Here's what it looks like as seen through the passive 3D glasses, compared to a few other TVs, with the LG 47LM660T at the bottom right:
Panasonic and Samsung's plasma TVs are the only TVs of their kind that do this correctly.
But not all is rosy with passive 3D. Unfortunately, it also makes for very limited vertical viewing angles, so you basically have to be sitting at exactly the same height as the TV in order to see a good 3D image. Once you stand up the crosstalk goes off the charts.
It's a fact: sound quality on TVs has been getting worse by the year. At 1 kHz the ET5B doesn't go above 76 dB. That's low, but the rest of the spectrum is even worse. To cap it all off, the sound saturates horribly. Take our advice and buy a home cinema system. Even a cheap one will improve the sound on this TV.
Fortunately, the ET5B's power consumption is much better than its sound. We measured 1 W on standby and 78 W when turned on, which over 47 inches comes to 129 W/m².
- Good image in 2D and 3D
- Accurate colours (average Delta E = 3.7)
- Virtually no crosstalk in 3D mode
- Four pairs of 3D glasses included
- Very low black level (.18 cd/m²) and contrast (1150:1)
- Glossy screen shows reflections

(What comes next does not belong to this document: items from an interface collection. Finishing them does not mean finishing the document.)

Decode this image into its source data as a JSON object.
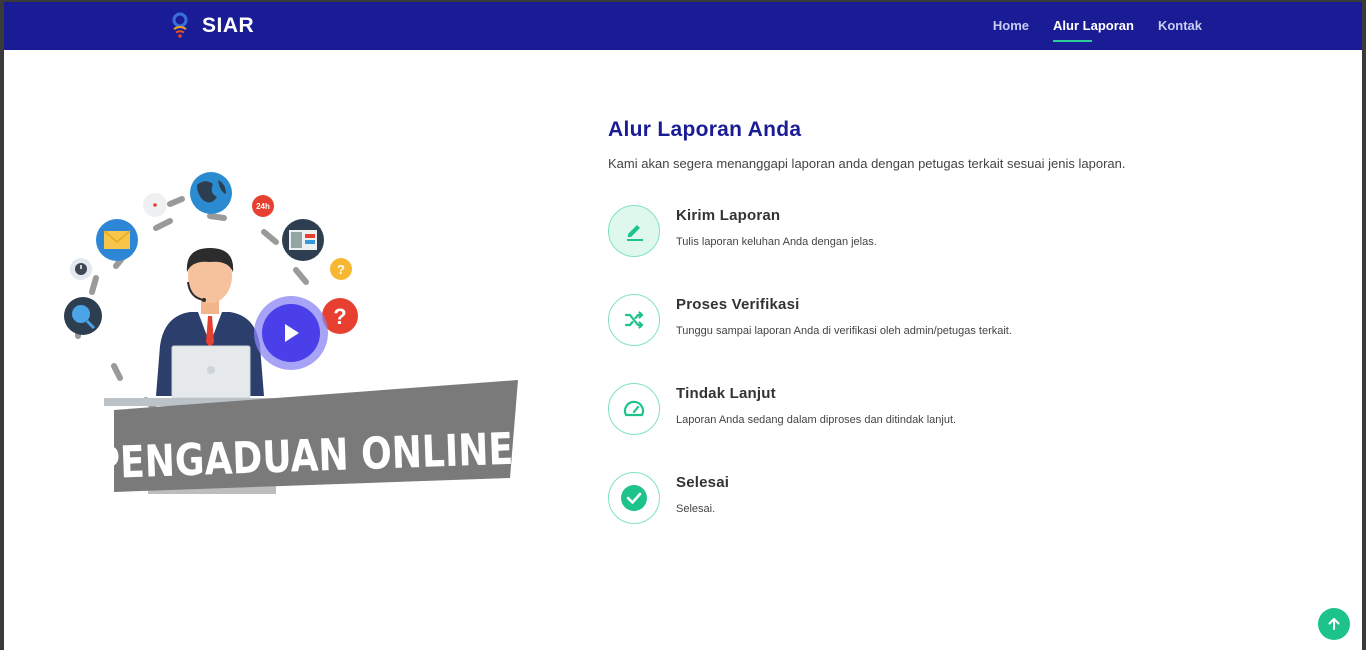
{
  "header": {
    "brand": "SIAR",
    "nav": [
      {
        "label": "Home"
      },
      {
        "label": "Alur Laporan"
      },
      {
        "label": "Kontak"
      }
    ]
  },
  "illustration": {
    "banner_text": "PENGADUAN ONLINE",
    "badge_24h": "24h"
  },
  "main": {
    "title": "Alur Laporan Anda",
    "description": "Kami akan segera menanggapi laporan anda dengan petugas terkait sesuai jenis laporan.",
    "steps": [
      {
        "title": "Kirim Laporan",
        "description": "Tulis laporan keluhan Anda dengan jelas.",
        "icon": "pencil-icon"
      },
      {
        "title": "Proses Verifikasi",
        "description": "Tunggu sampai laporan Anda di verifikasi oleh admin/petugas terkait.",
        "icon": "shuffle-icon"
      },
      {
        "title": "Tindak Lanjut",
        "description": "Laporan Anda sedang dalam diproses dan ditindak lanjut.",
        "icon": "speedometer-icon"
      },
      {
        "title": "Selesai",
        "description": "Selesai.",
        "icon": "check-circle-icon"
      }
    ]
  },
  "colors": {
    "navbar": "#1a1c96",
    "accent": "#1ec38c",
    "title": "#1a1c96"
  }
}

Passive 3D TVs have a lot going for them: well balanced images, excellent 3D rendering, and more. But the IPS panel's demons inevitably catch up with the Viera TX-L47ET5B, making for a less responsive TV with contrast low enough to earn only three stars from us.